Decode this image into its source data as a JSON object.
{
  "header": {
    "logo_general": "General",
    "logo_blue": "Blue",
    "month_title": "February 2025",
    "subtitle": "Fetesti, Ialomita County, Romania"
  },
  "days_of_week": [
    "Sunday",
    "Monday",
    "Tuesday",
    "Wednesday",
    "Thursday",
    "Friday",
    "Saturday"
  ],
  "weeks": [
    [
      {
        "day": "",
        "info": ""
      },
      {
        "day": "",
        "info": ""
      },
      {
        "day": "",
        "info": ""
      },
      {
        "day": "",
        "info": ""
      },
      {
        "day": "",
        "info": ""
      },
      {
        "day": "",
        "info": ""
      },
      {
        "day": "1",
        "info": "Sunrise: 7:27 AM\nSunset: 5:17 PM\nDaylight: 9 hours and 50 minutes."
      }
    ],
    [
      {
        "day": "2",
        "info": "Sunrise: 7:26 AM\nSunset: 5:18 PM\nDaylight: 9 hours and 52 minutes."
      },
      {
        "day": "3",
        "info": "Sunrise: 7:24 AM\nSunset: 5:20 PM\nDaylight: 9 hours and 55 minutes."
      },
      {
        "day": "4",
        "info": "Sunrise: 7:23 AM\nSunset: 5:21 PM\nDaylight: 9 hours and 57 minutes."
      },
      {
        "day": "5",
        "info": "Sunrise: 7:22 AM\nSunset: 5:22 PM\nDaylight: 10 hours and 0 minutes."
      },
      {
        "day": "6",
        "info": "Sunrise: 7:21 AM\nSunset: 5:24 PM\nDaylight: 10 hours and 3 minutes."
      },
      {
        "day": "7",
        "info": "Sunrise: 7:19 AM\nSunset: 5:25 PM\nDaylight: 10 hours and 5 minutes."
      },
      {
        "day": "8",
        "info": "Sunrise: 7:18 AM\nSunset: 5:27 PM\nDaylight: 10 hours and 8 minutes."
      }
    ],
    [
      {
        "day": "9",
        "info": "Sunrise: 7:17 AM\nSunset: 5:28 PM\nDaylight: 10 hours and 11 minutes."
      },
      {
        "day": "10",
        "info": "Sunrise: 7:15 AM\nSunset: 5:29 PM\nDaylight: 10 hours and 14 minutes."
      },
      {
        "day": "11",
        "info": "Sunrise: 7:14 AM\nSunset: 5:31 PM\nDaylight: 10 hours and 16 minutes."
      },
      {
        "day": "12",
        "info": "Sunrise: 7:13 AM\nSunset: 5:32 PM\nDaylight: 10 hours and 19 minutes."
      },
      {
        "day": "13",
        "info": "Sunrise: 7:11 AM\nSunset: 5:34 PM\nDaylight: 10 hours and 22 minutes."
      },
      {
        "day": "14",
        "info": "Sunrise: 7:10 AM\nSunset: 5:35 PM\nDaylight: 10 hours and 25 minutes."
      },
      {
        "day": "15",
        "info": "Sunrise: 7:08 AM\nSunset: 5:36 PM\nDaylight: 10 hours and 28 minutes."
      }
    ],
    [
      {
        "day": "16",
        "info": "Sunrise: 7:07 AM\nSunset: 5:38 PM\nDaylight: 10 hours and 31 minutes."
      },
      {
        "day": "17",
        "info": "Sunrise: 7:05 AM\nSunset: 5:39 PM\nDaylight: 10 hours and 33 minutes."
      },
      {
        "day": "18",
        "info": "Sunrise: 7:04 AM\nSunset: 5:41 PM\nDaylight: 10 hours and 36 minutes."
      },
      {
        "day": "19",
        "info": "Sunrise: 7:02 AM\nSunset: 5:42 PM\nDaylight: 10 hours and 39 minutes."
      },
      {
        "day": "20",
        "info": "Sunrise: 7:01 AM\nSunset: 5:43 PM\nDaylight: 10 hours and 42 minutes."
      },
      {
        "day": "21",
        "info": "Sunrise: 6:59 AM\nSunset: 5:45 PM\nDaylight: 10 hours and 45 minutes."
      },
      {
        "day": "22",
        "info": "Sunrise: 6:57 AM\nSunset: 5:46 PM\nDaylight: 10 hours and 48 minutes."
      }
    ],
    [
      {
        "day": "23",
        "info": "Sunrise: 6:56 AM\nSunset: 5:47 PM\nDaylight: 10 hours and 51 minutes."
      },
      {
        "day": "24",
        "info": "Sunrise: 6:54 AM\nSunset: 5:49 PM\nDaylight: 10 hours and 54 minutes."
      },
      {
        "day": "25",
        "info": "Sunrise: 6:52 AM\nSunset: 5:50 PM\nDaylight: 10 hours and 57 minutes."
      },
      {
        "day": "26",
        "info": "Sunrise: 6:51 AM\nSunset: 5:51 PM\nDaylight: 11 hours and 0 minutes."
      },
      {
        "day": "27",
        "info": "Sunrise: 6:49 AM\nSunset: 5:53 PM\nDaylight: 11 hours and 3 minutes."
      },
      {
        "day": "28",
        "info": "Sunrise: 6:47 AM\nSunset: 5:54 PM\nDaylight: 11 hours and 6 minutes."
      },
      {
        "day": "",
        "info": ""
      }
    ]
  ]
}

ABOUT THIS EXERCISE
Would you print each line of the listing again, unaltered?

SOLUTION TO THIS TASK
Decode this image into its source data as a JSON object.
{
  "header": {
    "logo_general": "General",
    "logo_blue": "Blue",
    "month_title": "February 2025",
    "subtitle": "Fetesti, Ialomita County, Romania"
  },
  "days_of_week": [
    "Sunday",
    "Monday",
    "Tuesday",
    "Wednesday",
    "Thursday",
    "Friday",
    "Saturday"
  ],
  "weeks": [
    [
      {
        "day": "",
        "info": ""
      },
      {
        "day": "",
        "info": ""
      },
      {
        "day": "",
        "info": ""
      },
      {
        "day": "",
        "info": ""
      },
      {
        "day": "",
        "info": ""
      },
      {
        "day": "",
        "info": ""
      },
      {
        "day": "1",
        "info": "Sunrise: 7:27 AM\nSunset: 5:17 PM\nDaylight: 9 hours and 50 minutes."
      }
    ],
    [
      {
        "day": "2",
        "info": "Sunrise: 7:26 AM\nSunset: 5:18 PM\nDaylight: 9 hours and 52 minutes."
      },
      {
        "day": "3",
        "info": "Sunrise: 7:24 AM\nSunset: 5:20 PM\nDaylight: 9 hours and 55 minutes."
      },
      {
        "day": "4",
        "info": "Sunrise: 7:23 AM\nSunset: 5:21 PM\nDaylight: 9 hours and 57 minutes."
      },
      {
        "day": "5",
        "info": "Sunrise: 7:22 AM\nSunset: 5:22 PM\nDaylight: 10 hours and 0 minutes."
      },
      {
        "day": "6",
        "info": "Sunrise: 7:21 AM\nSunset: 5:24 PM\nDaylight: 10 hours and 3 minutes."
      },
      {
        "day": "7",
        "info": "Sunrise: 7:19 AM\nSunset: 5:25 PM\nDaylight: 10 hours and 5 minutes."
      },
      {
        "day": "8",
        "info": "Sunrise: 7:18 AM\nSunset: 5:27 PM\nDaylight: 10 hours and 8 minutes."
      }
    ],
    [
      {
        "day": "9",
        "info": "Sunrise: 7:17 AM\nSunset: 5:28 PM\nDaylight: 10 hours and 11 minutes."
      },
      {
        "day": "10",
        "info": "Sunrise: 7:15 AM\nSunset: 5:29 PM\nDaylight: 10 hours and 14 minutes."
      },
      {
        "day": "11",
        "info": "Sunrise: 7:14 AM\nSunset: 5:31 PM\nDaylight: 10 hours and 16 minutes."
      },
      {
        "day": "12",
        "info": "Sunrise: 7:13 AM\nSunset: 5:32 PM\nDaylight: 10 hours and 19 minutes."
      },
      {
        "day": "13",
        "info": "Sunrise: 7:11 AM\nSunset: 5:34 PM\nDaylight: 10 hours and 22 minutes."
      },
      {
        "day": "14",
        "info": "Sunrise: 7:10 AM\nSunset: 5:35 PM\nDaylight: 10 hours and 25 minutes."
      },
      {
        "day": "15",
        "info": "Sunrise: 7:08 AM\nSunset: 5:36 PM\nDaylight: 10 hours and 28 minutes."
      }
    ],
    [
      {
        "day": "16",
        "info": "Sunrise: 7:07 AM\nSunset: 5:38 PM\nDaylight: 10 hours and 31 minutes."
      },
      {
        "day": "17",
        "info": "Sunrise: 7:05 AM\nSunset: 5:39 PM\nDaylight: 10 hours and 33 minutes."
      },
      {
        "day": "18",
        "info": "Sunrise: 7:04 AM\nSunset: 5:41 PM\nDaylight: 10 hours and 36 minutes."
      },
      {
        "day": "19",
        "info": "Sunrise: 7:02 AM\nSunset: 5:42 PM\nDaylight: 10 hours and 39 minutes."
      },
      {
        "day": "20",
        "info": "Sunrise: 7:01 AM\nSunset: 5:43 PM\nDaylight: 10 hours and 42 minutes."
      },
      {
        "day": "21",
        "info": "Sunrise: 6:59 AM\nSunset: 5:45 PM\nDaylight: 10 hours and 45 minutes."
      },
      {
        "day": "22",
        "info": "Sunrise: 6:57 AM\nSunset: 5:46 PM\nDaylight: 10 hours and 48 minutes."
      }
    ],
    [
      {
        "day": "23",
        "info": "Sunrise: 6:56 AM\nSunset: 5:47 PM\nDaylight: 10 hours and 51 minutes."
      },
      {
        "day": "24",
        "info": "Sunrise: 6:54 AM\nSunset: 5:49 PM\nDaylight: 10 hours and 54 minutes."
      },
      {
        "day": "25",
        "info": "Sunrise: 6:52 AM\nSunset: 5:50 PM\nDaylight: 10 hours and 57 minutes."
      },
      {
        "day": "26",
        "info": "Sunrise: 6:51 AM\nSunset: 5:51 PM\nDaylight: 11 hours and 0 minutes."
      },
      {
        "day": "27",
        "info": "Sunrise: 6:49 AM\nSunset: 5:53 PM\nDaylight: 11 hours and 3 minutes."
      },
      {
        "day": "28",
        "info": "Sunrise: 6:47 AM\nSunset: 5:54 PM\nDaylight: 11 hours and 6 minutes."
      },
      {
        "day": "",
        "info": ""
      }
    ]
  ]
}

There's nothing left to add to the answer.